The answer should consist of every line in the material below that has the word "Master".

Supplied records below:

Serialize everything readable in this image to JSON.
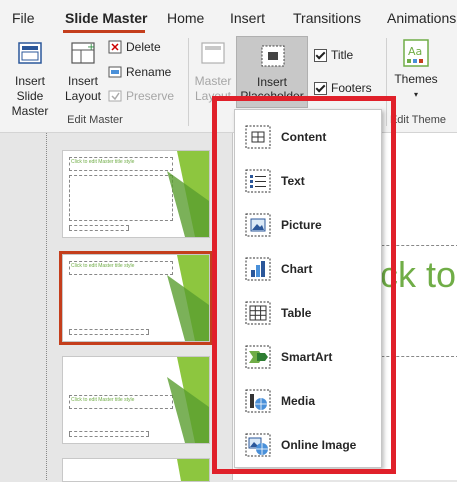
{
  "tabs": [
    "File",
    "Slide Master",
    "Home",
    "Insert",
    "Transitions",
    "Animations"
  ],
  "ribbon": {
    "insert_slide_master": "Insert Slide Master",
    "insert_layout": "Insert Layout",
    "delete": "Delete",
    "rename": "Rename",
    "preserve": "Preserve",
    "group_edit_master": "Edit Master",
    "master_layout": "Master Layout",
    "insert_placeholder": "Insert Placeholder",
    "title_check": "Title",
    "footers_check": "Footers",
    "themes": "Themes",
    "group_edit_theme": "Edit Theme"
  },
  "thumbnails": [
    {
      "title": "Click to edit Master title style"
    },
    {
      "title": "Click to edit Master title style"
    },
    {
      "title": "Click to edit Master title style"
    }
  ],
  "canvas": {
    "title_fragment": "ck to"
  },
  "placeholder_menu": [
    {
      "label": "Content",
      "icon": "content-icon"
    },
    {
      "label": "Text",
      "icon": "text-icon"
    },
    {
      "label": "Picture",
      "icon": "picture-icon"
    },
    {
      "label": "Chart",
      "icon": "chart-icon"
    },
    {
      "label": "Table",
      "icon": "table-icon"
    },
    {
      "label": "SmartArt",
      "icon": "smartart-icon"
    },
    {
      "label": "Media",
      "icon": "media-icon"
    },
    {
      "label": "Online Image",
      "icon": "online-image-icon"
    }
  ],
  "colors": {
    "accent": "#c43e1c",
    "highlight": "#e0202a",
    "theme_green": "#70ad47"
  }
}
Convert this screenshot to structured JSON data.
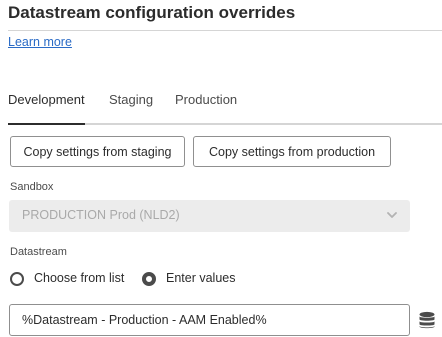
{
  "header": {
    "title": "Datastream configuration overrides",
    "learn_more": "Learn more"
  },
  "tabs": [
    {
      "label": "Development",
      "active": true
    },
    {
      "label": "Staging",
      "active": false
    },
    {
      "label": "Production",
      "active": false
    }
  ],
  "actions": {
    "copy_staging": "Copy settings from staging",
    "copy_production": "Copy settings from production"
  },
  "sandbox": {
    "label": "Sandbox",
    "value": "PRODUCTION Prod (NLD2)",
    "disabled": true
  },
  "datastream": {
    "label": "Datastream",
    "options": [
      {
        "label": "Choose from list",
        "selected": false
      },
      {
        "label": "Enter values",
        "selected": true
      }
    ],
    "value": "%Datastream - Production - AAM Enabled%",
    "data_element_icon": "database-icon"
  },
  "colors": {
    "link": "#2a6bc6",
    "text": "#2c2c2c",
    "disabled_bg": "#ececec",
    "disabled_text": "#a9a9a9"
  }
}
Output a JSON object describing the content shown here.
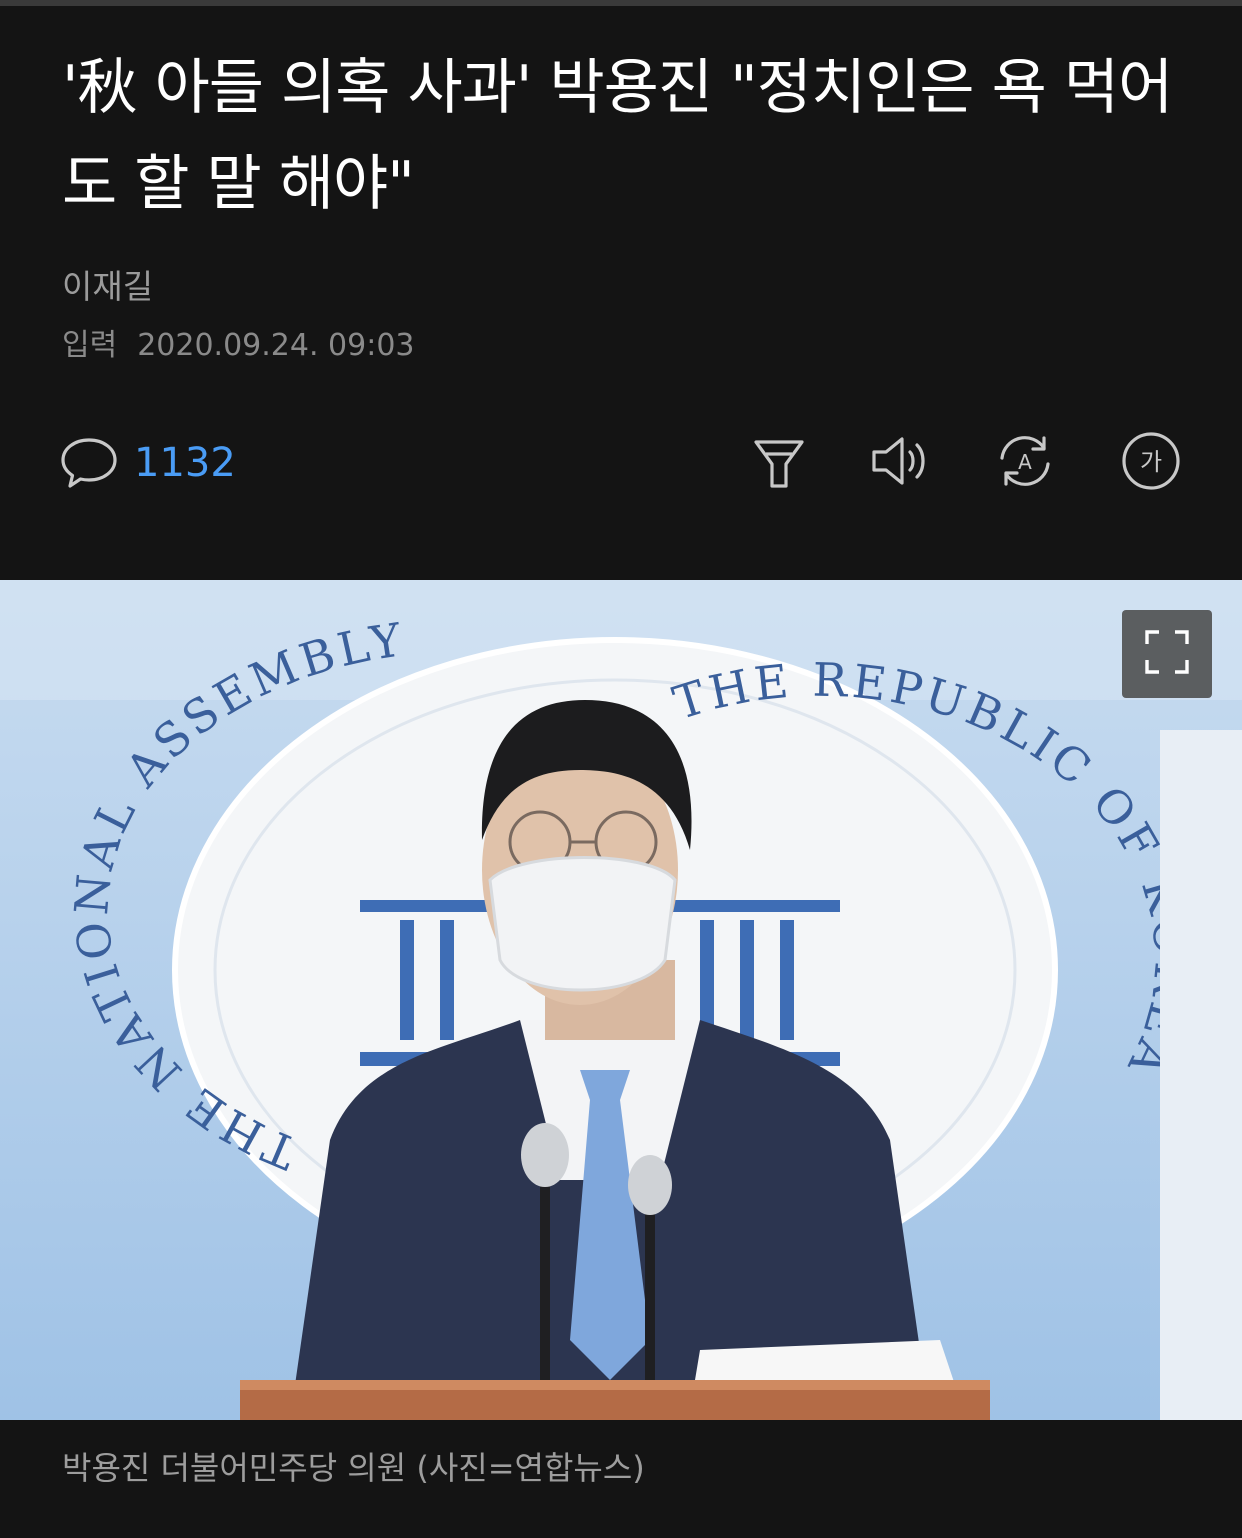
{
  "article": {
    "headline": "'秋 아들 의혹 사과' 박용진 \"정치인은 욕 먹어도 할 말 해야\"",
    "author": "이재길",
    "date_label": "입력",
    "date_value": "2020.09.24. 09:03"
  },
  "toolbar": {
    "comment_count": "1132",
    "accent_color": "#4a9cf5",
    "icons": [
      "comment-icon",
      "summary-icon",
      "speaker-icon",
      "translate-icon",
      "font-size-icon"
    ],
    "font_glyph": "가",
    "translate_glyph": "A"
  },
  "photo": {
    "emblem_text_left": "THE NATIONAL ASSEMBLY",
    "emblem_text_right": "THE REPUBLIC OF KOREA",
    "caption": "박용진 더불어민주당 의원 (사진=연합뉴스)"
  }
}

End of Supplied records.

### Expected output
    "Slide Master",
    "insert_slide_master": "Insert Slide Master",
    "group_edit_master": "Edit Master",
    "master_layout": "Master Layout",
      "title": "Click to edit Master title style"
      "title": "Click to edit Master title style"
      "title": "Click to edit Master title style"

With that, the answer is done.